2) Find the next Patriots quarterback: Drafting quarterbacks earlier than analysts expect is the Patriots' move. They're going to use it. It happened all the way back in 2008, when the team selected Kevin O'Connell in the third round. The Patriots have used valuable picks on Ryan Mallett, Jimmy Garoppolo and Jacoby Brissett since. With two picks in each of the first two rounds, it would be surprising if the Patriots didn't invest in a potential quarterback of the future. That will be part of a necessary replenishing of the Patriots roster. ...
3) Re-stock the shelves: Because of trades, Deflategate and a lot of winning, the Patriots have made one top-50 pick in the last three drafts. This chart from the maestro Warren Sharp shows how out of step that is with the rest of the league:
New England's two first-round picks and the second-round pick gained in the Garoppolo trade offer Belichick a chance to find cornerstone pieces for a roster that has plenty of holes. The previous four drafts should comprise the backbone of a roster, and the Patriots are getting lackluster production from their 2014-17 classes overall, with the 2015 group being an exception. There are plenty of singles and doubles, but not enough home run picks of late.
4) Look for a left tackle and pass rushers: It won't be easy in this draft, but the Patriots would love to find another option to replace Nate Solder. They have returning veteran LaAdrian Waddle and 2017 third-round pick Antonio Garcia, who is cleared to play football again after missing all of his rookie season with issues related to blood clots.
A more pressing need exists in the defensive front seven. It's amazing New England had the ball with a chance to win late in the Super Bowl considering the total lack of individual pass rushers the team possesses. For all the rightful criticism Belichick took for benching Malcolm Butler, the toothless Patriots defensive front seven was the bigger problem.
5) Identify candidates for extension: So who will be the key Patriots after Brady retires? Belichick has always done a nice job identifying the team's core players and signing them long term as early as possible. Trey Flowers has been the best defender on two teams to make the Super Bowl and should be first in line. Guard Shaq Mason and defensive tackle Malcom Brown are other candidates for new money.
6) Sort out the team's receiver morass. Signing way too many free-agent wide receivers -- then seeing who sticks -- is a Belichick special. Julian Edelman, Chris Hogan and Malcolm Mitchell figure to be roster locks. But there's no telling who will emerge from the secondary group of Jordan Matthews, Kenny Britt, Phillip Dorsett and Cordarrelle Patterson. Of all the overreactions surrounding the Patriots this offseason, the worry about Brady's wideout crew is the most shortsighted. His top receiving option, on the other hand ...

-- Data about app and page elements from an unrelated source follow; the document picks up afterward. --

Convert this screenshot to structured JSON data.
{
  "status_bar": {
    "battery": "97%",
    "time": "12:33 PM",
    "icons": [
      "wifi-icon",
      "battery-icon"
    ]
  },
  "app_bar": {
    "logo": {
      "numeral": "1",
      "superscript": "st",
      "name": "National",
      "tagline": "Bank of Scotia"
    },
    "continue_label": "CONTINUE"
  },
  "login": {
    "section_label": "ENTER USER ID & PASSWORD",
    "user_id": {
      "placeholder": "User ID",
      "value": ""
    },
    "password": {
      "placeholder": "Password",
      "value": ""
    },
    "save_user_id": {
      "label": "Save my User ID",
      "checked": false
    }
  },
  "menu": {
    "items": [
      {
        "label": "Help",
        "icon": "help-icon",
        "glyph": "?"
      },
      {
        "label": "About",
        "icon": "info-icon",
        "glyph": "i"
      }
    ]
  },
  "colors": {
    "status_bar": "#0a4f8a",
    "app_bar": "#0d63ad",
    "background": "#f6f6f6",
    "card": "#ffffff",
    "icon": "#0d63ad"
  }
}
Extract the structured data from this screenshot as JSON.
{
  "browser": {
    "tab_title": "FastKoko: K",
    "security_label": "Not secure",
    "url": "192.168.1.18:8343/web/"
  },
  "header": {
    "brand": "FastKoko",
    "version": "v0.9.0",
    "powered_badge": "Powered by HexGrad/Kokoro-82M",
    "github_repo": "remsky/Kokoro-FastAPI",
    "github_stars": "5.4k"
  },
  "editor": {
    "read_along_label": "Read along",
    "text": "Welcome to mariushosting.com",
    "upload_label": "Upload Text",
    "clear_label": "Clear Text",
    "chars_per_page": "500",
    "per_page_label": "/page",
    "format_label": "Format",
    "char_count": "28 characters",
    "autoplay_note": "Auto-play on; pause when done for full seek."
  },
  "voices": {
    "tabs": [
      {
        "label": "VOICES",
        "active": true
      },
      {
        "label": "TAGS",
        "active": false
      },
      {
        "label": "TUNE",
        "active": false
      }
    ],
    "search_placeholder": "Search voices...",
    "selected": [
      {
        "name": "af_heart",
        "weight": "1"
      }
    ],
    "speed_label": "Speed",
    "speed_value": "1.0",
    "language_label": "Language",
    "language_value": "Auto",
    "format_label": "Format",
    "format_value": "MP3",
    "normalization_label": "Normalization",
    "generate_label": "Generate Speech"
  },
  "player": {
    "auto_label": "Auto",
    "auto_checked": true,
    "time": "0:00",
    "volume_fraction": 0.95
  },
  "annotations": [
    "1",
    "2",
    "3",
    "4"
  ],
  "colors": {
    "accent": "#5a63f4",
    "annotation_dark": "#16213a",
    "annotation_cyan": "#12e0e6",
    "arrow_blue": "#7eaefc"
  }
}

7) Get Gronk with the program. On the way home from the AFC championship comeback victory over the Jaguars, a game Brady called one of the great wins in Patriots history, Brady got Rob Gronkowski on the phone.
"You're a (expletive) animal," Brady said. "It's a miracle we won that game without you."
Gisele, in the passenger seat, then asked Gronk, "How you feeling, honey?" in a moment captured on Brady's show that was a reminder of how Gronkowski and Brady are practically family after eight years together. Gronk's disillusionment with his team is public now, which is usually the moment when Belichick decides to ship a player to some dusty NFL outpost. But Belichick learned early in his career with Lawrence Taylor that special players deserve special considerations. No player in Patriots history other than Brady is more special than Gronkowski.
In Brady and Gronkowski, Belichick has two of the all-time greats still near the height of their powers at relative bargain rates. This shouldn't be that hard a problem for a great coach to solve.